GIVEN INFORMATION —
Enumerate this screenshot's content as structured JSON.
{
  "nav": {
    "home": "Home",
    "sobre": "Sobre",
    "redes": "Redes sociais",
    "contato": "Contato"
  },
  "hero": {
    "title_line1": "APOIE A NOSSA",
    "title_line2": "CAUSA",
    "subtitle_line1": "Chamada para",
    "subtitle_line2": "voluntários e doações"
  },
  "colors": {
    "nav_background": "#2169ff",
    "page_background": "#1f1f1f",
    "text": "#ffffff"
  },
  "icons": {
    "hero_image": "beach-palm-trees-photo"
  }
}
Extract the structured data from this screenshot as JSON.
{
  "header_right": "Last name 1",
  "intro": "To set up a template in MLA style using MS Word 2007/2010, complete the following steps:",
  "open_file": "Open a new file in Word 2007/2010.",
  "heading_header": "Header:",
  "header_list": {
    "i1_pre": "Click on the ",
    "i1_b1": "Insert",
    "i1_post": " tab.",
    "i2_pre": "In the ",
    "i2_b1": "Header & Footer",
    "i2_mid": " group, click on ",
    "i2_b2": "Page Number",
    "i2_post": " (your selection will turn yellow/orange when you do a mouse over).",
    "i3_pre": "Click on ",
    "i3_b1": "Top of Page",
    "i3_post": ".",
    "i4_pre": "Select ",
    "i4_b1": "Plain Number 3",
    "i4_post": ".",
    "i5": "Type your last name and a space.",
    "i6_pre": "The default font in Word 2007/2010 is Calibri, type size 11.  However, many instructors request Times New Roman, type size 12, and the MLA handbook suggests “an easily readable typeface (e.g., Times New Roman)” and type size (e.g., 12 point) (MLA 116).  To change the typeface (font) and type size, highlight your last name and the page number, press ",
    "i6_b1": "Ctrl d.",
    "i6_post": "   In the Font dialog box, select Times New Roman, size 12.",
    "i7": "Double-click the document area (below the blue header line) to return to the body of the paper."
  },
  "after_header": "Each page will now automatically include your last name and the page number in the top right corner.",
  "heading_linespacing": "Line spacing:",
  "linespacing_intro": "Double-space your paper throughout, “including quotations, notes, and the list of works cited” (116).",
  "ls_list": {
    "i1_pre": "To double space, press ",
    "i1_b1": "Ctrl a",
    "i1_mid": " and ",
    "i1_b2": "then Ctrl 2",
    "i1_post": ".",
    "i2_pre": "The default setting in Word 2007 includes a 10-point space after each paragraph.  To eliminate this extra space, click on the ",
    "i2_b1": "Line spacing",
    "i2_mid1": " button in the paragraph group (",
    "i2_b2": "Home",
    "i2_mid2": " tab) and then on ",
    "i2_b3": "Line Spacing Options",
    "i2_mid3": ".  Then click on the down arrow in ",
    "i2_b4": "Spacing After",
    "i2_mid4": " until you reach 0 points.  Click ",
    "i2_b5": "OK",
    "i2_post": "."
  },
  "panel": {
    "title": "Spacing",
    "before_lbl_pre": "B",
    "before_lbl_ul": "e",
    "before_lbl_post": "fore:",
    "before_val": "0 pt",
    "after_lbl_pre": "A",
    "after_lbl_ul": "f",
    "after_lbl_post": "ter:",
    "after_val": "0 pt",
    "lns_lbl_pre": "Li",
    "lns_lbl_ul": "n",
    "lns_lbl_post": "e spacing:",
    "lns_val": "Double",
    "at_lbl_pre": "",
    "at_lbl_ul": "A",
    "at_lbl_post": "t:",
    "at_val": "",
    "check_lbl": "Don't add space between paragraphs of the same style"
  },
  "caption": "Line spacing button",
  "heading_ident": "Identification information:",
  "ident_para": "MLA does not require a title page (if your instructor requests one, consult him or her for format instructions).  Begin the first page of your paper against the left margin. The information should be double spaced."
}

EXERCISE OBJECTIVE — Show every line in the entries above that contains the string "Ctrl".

OUTPUT FOR THIS EXERCISE —
    "i6_b1": "Ctrl d.",
    "i1_b1": "Ctrl a",
    "i1_b2": "then Ctrl 2",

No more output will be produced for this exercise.